Multiple crystallization pathways of amorphous calcium carbonate in the presence of poly(aspartic acid) with a chain length of 30†
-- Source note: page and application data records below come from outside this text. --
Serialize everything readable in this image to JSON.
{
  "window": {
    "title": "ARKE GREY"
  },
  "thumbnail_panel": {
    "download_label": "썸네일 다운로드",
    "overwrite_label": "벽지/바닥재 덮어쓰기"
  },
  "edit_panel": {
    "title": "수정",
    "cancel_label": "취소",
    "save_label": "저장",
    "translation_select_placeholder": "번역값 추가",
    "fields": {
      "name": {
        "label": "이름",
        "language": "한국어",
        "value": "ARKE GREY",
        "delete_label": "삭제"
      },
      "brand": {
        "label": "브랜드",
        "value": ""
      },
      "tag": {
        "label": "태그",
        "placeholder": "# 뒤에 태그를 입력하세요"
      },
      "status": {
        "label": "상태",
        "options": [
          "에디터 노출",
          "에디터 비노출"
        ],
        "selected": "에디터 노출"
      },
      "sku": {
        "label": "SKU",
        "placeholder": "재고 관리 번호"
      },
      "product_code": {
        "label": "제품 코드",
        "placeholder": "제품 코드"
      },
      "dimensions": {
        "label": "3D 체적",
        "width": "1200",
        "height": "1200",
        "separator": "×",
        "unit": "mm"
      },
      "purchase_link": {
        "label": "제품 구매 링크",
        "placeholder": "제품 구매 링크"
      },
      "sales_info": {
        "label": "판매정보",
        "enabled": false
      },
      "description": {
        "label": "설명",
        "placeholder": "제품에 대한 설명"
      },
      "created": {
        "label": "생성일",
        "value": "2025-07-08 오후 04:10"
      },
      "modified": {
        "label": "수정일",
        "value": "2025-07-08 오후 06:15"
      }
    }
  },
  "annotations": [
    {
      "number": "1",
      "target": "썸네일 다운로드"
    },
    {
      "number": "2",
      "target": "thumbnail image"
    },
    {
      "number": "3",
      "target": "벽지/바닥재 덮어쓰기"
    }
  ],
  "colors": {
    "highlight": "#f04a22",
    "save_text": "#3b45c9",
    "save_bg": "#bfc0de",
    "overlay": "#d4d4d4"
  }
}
The crystallization pathways of amorphous calcium carbonate (ACC) have attracted tremendous interest because of the importance of ACC in biomineralization. Here, by using poly(aspartic acid) with a chain length of 30 (pAsp-30) as an additive, we show multiple crystallization pathways of ACC depending on the concentration of pAsp-30. Although ACC transforms into a mixture of calcite and vaterite via a typical dissolution recrystallization mechanism at low concentration of pAsp-30, a pseudomorphic transformation from ACC into pure vaterite was observed at intermediate concentration of pAsp-30. These vaterite nanoparticles then aggregated and transformed into pure calcite by a local dissolution recrystallization mechanism. Further increasing the concentration of pAsp-30 inhibited the aggregation of vaterite nanoparticles and led to the formation of a mixture of calcite and vaterite again. Additionally, the formation of both vaterite and calcite by a particle attachment crystallization mechanism was also observed. By simply changing the concentration of pAsp-30, delicate control of the polymorph selection between pure calcite and pure vaterite can be easily achieved. These results significantly improve our understanding of the crystallization mechanism of ACC and the role of additives in controlling the crystallization pathways.